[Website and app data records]

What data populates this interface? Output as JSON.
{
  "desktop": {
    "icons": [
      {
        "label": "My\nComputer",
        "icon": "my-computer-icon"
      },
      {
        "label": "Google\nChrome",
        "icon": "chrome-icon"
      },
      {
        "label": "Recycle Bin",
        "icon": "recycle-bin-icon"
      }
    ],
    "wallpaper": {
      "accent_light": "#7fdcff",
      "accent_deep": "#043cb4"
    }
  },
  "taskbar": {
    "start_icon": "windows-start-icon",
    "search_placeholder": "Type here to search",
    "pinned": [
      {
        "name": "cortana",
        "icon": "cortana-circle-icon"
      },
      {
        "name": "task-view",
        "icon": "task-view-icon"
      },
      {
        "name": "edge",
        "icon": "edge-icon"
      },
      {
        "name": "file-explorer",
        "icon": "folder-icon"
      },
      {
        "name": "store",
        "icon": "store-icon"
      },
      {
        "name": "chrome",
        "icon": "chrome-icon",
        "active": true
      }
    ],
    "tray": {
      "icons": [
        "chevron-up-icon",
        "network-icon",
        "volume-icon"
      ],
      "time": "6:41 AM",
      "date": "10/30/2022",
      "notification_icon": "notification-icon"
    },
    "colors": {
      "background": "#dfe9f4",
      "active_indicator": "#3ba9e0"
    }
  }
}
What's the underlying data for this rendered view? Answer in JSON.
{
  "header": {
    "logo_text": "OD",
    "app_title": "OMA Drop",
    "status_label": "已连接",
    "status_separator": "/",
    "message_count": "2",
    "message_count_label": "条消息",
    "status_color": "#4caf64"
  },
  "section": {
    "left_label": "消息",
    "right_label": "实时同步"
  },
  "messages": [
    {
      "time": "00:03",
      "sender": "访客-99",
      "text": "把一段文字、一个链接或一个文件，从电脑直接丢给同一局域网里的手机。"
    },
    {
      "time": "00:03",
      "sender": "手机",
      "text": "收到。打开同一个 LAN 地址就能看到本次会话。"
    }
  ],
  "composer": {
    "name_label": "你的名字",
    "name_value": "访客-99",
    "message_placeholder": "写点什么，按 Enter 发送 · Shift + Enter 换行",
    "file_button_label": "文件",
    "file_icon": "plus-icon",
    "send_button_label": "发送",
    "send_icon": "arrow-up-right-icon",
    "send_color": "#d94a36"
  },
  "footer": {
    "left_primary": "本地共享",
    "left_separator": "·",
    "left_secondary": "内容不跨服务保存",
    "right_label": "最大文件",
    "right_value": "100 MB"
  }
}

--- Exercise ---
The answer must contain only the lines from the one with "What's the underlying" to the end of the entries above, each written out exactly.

--- Your solution ---
What's the underlying data for this rendered view? Answer in JSON.
{
  "header": {
    "logo_text": "OD",
    "app_title": "OMA Drop",
    "status_label": "已连接",
    "status_separator": "/",
    "message_count": "2",
    "message_count_label": "条消息",
    "status_color": "#4caf64"
  },
  "section": {
    "left_label": "消息",
    "right_label": "实时同步"
  },
  "messages": [
    {
      "time": "00:03",
      "sender": "访客-99",
      "text": "把一段文字、一个链接或一个文件，从电脑直接丢给同一局域网里的手机。"
    },
    {
      "time": "00:03",
      "sender": "手机",
      "text": "收到。打开同一个 LAN 地址就能看到本次会话。"
    }
  ],
  "composer": {
    "name_label": "你的名字",
    "name_value": "访客-99",
    "message_placeholder": "写点什么，按 Enter 发送 · Shift + Enter 换行",
    "file_button_label": "文件",
    "file_icon": "plus-icon",
    "send_button_label": "发送",
    "send_icon": "arrow-up-right-icon",
    "send_color": "#d94a36"
  },
  "footer": {
    "left_primary": "本地共享",
    "left_separator": "·",
    "left_secondary": "内容不跨服务保存",
    "right_label": "最大文件",
    "right_value": "100 MB"
  }
}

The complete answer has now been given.